2 Gallons: Water
Approximately six hours prior to serving, bring Water to a rapid boil & remove from heat. Peel half of the Lemons, being sure to remove as much of the bitter white pith as possible. Slack the Sugar into the Water and add the Lemon peels & Tea bags. Allow the Tea and Peels to steep for approximately one hour before removing, being sure to press them through cheescloth to extract as much of the liquid as possible. Place a clean cloth over the mixture & allow another hour for it to cool to room temperature. Meanwhile start juicing Lemons. Pour mixture into a clean 5-Gal water cooler & add the remaining ingredients, stirring well to incorporate. Allow to rest for another two hours to allow the flavors to blend & develop before adding one 9lb. block of (double-frozen) ice. Allow one final hour to chill, stir well & serve over cracked ice, garnishing with a (optional) twist of lemon.

This recipe is a modified & scaled version of the classic Bowl of Punch, as presented in David Wondrich's Killer Cocktails (among other sources). I chose both flavorful Demerara as well as strong Jamaican rums and added a bit of Pimento Dram & bitters to contribute to the spice element(s) already present in the spirits. The use of both Green & Black teas acted as an excellent foil for the dynamic combination of flavors.

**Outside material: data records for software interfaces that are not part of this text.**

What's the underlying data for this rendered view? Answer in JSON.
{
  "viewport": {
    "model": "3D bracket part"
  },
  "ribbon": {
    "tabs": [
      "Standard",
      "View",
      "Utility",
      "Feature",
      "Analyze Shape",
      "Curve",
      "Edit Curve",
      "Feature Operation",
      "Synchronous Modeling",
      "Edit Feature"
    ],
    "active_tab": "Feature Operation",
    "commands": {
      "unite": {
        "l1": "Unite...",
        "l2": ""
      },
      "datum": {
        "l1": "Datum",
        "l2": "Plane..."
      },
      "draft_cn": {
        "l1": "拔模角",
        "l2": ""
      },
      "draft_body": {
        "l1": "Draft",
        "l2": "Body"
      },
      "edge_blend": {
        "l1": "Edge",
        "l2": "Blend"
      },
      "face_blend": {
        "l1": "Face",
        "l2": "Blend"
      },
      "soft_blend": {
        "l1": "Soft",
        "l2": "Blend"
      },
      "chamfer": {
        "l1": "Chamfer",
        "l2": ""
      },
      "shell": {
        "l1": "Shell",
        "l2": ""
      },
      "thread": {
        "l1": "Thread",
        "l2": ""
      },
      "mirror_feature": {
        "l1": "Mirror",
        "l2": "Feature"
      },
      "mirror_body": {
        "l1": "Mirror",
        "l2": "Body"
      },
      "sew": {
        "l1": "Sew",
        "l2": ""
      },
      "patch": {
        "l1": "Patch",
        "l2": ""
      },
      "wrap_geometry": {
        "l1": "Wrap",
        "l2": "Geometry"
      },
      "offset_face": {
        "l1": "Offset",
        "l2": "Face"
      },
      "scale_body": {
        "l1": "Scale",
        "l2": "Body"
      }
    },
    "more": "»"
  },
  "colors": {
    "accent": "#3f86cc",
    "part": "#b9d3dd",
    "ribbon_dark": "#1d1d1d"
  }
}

For the 'shot' of the evening, I decided to go with something I have already had some success with. After procuring some freshly-dried Jasmine flowers in the Pennsic markets, I settled on the lovely flavor combination of Jasmine & Vanilla and (somehow) managed to cobble together a flash-infusion of those flavors into an already-made Orgeat syrup with little more than a camp stove & a muddler. With this syrup in hand I then assembled a well-chilled triple batch of my own Falaknuma Bowl in a 2½ Gal water cooler, and poured one-ounce servings to those of our guests who did not wish to shilly-shally or mess around in getting their night started (or ended). It was oddly the first of the three beverages to go dry, even though it did require some 'selling', as it contains a measure (however small) of Gin. I daresay I wooed a visitor or three over to the cocktailian love for all things juniper with this one, and was quite happy to have done so...

With the close of Pennsic this Sunday past, I have finally started to decompress from the tedious journey home. However, I will treasure the new friends I made, old friends I got to see again, and many adventures about which I have elected not to write. Vivat, so long and thanks for all the memories. For those of you whom I have terrified beyond belief with this glance into my unabashed exploits in geekery, have no fear, regularly-scheduled posts on cocktails & cookery will continue uninterupted from here on...

On that note, for my next adventure, at week's end I depart for a short cruise through the Mediterranean, with such diverse stops along the way as Provence, Istanbul, Venice, Rome & Barcelona (among others). I shall attempt to keep you my good readers appraised of the highlights of my travels - several items of interest should include the Spice Bazaar in Istanbul, Harry's Bar in Venice, (possibly) a visit with Max of Listen to the Ice in Rome & a stop off at both Boadas and Dry Martini in Spain before returning to real life. Rest assured I shall share whatever I might find and learn upon my return to the 'States...

Cheers & Enjoy!